However, start-ups are the flip side of this story. If layoffs and firings are the unfortunate aspect of a cutthroat business environment, start-ups represent a business opportunity to create new technology. The start-up scene is still nascent in India. Ramesh Loganathan, with 2 decades of experience in the IT industry and who now is a professor at IIIT-H mentoring start-ups, estimates that the city has around 1000-1500 start-ups employing about 30,000 to 40,000 people. The Indian IT industry by contrast employs around 40 lakh people.
“Our education system kills innovation and creativity, graduates just want to get into a regular job with a big IT firm and be content,” Loganathan told News18. “Start-ups, on the other hand, are an opportunity for Indian IT to leapfrog the technology curve and create jobs and employment.”
Other incubators in the city include Srujana, the L.V. Prasad Eye Institute’s research centre, which focuses on tech innovations in the ophthalmology space; a Life Sciences incubator being funded by some of the top companies working in that space; a general incubator, health incubator and an electronics incubator at the Indian Institute of Technology-Hyderabad campus.
Rahul Bhatial, a student at IIT, is the co-founder of Dreamview, a start-up which is being incubated at IIIT’s CIE. Rahul and Rajat, the other co-founder, are developing a high-end VR camera, which can be used on drones and for border security.
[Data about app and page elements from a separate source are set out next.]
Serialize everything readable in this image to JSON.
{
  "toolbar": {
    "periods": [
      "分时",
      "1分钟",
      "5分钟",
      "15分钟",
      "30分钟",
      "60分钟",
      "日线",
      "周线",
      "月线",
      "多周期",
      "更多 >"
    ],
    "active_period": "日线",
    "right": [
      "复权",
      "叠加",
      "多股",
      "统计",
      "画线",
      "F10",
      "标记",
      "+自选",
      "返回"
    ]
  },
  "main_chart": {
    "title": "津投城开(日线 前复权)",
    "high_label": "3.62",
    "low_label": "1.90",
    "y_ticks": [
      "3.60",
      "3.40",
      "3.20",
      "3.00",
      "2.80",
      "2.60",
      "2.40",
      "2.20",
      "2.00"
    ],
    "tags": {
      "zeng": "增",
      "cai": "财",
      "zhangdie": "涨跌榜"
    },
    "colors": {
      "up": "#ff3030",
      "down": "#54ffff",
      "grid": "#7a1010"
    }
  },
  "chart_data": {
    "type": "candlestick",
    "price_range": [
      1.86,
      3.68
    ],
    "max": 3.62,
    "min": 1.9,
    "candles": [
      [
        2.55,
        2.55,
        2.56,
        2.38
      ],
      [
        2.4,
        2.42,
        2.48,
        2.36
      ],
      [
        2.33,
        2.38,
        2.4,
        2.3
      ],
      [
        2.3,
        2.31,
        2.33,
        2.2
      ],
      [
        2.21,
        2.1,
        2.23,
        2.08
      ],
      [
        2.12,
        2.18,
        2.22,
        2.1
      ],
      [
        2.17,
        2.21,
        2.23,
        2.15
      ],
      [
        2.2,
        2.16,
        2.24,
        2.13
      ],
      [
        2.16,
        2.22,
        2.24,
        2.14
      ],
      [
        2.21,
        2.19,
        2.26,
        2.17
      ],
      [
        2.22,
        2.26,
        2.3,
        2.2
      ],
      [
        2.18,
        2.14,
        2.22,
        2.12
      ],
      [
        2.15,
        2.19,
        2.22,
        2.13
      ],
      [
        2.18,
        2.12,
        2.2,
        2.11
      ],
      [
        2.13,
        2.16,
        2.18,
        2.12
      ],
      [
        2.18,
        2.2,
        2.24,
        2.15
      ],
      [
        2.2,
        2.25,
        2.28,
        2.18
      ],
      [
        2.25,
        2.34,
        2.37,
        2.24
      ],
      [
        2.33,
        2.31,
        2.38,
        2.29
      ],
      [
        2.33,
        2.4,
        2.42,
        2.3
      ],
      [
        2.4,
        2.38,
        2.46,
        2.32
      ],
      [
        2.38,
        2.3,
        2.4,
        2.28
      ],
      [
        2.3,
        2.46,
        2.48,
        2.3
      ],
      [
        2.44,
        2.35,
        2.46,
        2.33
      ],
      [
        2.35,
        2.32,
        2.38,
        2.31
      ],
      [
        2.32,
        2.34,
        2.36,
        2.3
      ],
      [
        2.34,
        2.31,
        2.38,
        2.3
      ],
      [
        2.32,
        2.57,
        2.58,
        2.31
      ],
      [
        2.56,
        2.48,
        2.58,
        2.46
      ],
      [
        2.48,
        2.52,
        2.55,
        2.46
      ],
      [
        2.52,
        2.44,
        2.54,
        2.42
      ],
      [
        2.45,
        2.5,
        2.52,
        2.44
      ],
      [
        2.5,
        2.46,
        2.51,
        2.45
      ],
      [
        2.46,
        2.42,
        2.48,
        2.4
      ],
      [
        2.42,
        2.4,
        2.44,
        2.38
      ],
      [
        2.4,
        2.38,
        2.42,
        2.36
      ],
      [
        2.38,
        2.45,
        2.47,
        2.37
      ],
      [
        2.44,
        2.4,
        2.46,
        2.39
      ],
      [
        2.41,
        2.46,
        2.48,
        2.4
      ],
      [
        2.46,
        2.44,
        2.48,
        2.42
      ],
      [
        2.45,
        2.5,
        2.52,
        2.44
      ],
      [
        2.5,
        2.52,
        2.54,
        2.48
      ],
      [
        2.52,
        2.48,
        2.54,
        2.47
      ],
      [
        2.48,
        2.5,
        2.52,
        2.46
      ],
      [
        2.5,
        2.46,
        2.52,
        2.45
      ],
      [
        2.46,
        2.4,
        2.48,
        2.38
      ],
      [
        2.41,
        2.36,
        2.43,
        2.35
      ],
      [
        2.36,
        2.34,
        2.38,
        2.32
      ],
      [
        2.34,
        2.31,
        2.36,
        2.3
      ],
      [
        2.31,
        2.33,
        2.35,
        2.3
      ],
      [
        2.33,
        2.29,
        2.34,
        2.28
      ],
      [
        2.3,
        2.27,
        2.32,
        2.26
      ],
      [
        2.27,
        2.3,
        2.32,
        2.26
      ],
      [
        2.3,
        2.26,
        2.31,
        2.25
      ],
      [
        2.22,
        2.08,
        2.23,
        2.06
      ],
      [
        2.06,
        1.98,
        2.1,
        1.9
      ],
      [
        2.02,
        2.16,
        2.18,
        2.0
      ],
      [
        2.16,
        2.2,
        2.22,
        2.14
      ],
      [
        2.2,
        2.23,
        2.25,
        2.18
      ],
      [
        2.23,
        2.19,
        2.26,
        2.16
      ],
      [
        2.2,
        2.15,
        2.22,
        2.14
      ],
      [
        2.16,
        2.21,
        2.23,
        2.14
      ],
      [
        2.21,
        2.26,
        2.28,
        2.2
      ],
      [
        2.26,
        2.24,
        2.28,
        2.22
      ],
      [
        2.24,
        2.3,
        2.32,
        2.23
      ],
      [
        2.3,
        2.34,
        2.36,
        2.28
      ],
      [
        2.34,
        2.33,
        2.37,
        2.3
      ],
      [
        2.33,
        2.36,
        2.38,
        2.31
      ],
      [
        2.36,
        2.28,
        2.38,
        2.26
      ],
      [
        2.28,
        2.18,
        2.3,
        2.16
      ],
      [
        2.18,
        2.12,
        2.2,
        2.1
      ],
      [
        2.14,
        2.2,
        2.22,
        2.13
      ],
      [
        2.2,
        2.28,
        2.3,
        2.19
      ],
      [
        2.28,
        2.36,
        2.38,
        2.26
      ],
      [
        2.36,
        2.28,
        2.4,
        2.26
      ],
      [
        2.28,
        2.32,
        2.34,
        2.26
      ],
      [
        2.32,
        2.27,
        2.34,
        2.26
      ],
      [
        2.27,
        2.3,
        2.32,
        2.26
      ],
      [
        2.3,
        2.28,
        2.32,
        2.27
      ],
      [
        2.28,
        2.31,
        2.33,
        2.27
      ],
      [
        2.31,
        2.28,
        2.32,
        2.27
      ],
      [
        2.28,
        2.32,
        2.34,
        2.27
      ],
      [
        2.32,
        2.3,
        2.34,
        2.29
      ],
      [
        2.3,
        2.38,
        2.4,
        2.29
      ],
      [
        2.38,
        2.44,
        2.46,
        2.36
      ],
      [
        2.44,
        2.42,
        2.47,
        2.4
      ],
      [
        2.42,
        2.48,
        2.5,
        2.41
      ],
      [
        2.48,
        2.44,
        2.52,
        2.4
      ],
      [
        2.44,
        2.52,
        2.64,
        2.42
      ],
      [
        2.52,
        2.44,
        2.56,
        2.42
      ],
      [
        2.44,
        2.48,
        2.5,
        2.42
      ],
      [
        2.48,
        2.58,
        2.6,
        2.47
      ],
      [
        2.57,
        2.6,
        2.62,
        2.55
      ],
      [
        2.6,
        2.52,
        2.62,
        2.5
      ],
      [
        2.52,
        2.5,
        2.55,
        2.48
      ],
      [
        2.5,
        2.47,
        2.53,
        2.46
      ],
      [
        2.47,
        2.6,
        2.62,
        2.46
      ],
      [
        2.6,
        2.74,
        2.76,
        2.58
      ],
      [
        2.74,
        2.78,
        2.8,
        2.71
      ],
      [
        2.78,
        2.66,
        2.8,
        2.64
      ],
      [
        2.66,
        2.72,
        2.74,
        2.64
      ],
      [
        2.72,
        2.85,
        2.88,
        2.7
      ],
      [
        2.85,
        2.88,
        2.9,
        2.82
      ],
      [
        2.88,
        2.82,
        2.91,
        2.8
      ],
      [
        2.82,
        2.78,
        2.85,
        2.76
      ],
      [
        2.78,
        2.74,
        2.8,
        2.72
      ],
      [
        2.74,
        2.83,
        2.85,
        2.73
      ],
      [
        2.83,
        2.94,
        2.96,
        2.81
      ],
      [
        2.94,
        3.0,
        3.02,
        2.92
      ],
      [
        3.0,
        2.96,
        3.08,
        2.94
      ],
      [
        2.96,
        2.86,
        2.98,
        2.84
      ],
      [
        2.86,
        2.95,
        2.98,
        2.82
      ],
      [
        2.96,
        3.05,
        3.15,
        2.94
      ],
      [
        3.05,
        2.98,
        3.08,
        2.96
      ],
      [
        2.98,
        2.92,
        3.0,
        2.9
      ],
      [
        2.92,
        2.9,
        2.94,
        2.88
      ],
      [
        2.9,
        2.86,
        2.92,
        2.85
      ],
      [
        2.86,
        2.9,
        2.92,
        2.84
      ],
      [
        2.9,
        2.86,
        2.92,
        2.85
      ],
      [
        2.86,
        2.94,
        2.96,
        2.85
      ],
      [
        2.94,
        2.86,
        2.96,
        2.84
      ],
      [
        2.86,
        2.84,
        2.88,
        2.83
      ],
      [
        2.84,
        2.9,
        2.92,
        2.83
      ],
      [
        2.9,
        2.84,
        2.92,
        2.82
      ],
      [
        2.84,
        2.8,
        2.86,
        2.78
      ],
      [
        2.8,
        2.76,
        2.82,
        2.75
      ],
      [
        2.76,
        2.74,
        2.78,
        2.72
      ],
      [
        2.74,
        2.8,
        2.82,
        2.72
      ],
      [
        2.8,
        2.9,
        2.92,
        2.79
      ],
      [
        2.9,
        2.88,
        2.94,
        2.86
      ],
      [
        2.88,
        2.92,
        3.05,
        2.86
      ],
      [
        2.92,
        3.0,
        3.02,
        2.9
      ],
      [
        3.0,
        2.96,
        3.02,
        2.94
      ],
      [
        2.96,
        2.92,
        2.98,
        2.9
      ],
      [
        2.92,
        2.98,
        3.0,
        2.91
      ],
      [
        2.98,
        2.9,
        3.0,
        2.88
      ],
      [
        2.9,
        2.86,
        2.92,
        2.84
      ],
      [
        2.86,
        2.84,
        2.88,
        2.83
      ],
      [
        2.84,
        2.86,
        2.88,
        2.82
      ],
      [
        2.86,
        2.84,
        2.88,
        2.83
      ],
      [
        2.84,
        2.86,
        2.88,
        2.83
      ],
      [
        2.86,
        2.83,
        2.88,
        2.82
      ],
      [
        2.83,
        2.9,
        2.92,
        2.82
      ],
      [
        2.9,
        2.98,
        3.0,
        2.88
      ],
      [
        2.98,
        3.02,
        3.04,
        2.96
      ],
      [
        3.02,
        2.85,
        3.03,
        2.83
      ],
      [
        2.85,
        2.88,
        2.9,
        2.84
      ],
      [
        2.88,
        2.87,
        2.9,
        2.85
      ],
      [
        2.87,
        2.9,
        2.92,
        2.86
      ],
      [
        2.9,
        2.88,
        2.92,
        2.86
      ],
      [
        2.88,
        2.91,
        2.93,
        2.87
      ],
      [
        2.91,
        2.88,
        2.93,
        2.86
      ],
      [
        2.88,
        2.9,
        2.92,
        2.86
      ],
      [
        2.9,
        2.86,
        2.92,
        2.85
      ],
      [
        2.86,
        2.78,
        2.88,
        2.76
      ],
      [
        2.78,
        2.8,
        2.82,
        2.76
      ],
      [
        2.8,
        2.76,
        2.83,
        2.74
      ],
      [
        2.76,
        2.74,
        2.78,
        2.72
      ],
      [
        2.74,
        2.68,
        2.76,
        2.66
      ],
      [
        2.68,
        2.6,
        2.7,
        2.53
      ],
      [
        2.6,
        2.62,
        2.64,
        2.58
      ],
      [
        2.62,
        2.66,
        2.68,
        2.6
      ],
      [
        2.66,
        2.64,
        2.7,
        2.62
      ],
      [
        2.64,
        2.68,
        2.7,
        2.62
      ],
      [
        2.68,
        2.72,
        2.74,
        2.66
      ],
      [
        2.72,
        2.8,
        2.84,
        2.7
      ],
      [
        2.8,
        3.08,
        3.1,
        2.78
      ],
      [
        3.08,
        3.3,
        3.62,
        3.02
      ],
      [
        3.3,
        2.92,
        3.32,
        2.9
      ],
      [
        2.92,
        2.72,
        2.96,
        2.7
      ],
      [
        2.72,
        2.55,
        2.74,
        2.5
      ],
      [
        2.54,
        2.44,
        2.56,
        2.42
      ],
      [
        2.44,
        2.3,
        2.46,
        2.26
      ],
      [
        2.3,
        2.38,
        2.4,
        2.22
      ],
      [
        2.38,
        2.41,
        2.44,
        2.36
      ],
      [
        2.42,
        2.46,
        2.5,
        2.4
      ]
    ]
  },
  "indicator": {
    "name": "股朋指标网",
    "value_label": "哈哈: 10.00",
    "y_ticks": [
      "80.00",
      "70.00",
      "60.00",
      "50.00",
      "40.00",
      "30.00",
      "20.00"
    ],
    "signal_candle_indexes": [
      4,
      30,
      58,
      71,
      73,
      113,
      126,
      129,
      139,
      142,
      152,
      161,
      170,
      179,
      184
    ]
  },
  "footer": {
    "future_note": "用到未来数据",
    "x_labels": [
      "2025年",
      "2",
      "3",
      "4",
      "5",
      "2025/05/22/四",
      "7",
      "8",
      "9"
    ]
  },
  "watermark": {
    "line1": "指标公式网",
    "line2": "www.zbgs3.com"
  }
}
The start-up is not revenue generating at present, but the founders hope to raise a million dollars by the end of the year. The clients they are talking to include an Israeli drone company.
Or take Flatpebble, a start-up founded by 38-year old Venkatesan Seshadri and friends. Venky, as he is called, worked for Microsoft and Infosys for more than a decade before the start-up bug bit him. “Microsoft was paying us a lot of money and we were getting comfortable. By the age of 40 you lose all your drive. The option was either move to the US and stick to a corporate routine or take a chance in India,” Venky told News18.
Flatpebble provides professional wedding photography and allied services. The product is a mobile app that acts as an aggregator. Around 4000 photographers are already registered on what Venky calls the ‘Uber of wedding photography’. The start-up has already generated half a million dollars (Rs 3.2 crore) worth of transactions and employs 20 people.
P.J. Narayanan, the director of IIIT-H, has a vision about the role of start-ups and technology. “Technology should be used to serve the bottom of the pyramid,” he said. Although he felt that higher end jobs were opening up and Indian start-ups were well positioned to exploit the opportunity, a lot could be done to develop technology to serve Indian needs.
For instance, machine translation in Indian languages is an area where technology could fill a vast gap. “If you speak English there are enough tools out there, but the technology to translate to and from Indian languages is still lacking. A person who only speaks Tamil or Telugu or any other Indian language could be served by start-ups that build technology to serve their needs and imagine what an opportunity that would be,” Narayanan said.
Narayanan cited an example where the Telangana government asked a start-up to create an app that warned people to stay indoors just before a heat wave.
Read more: News18